(Task brief):
Using the data below, work out how many lines contain the word "JSON", then state that number without comment.

(Supplied records):

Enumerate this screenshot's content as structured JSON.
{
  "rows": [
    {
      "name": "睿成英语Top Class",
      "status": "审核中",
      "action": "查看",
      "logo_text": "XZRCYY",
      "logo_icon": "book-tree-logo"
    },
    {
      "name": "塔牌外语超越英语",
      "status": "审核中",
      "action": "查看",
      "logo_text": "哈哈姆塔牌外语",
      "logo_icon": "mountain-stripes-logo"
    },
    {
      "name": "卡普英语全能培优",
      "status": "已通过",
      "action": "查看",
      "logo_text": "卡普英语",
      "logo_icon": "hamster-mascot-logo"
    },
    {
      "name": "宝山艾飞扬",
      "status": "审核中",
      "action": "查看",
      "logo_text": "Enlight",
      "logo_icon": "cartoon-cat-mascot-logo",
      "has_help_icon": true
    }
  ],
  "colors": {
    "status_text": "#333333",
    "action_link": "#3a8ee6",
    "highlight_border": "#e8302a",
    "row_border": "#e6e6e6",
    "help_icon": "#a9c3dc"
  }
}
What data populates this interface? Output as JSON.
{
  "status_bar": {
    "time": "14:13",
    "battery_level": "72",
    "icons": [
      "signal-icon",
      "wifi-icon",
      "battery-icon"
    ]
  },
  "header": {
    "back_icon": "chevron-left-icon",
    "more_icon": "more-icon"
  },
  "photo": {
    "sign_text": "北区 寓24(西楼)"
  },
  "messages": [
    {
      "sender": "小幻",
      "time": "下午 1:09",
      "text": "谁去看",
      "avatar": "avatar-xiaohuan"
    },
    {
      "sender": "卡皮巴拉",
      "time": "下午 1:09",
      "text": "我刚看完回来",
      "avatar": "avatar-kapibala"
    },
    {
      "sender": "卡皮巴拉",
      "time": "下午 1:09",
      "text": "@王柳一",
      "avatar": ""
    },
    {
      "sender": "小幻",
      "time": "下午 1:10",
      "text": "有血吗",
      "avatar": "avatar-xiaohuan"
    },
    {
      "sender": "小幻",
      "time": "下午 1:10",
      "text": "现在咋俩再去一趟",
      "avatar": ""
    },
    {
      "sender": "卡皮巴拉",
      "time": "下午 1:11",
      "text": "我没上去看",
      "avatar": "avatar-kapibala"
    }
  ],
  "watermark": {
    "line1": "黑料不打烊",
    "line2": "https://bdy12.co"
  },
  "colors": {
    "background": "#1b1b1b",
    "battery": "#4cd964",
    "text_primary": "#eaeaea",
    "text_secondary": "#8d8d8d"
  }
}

(Problem solution):
2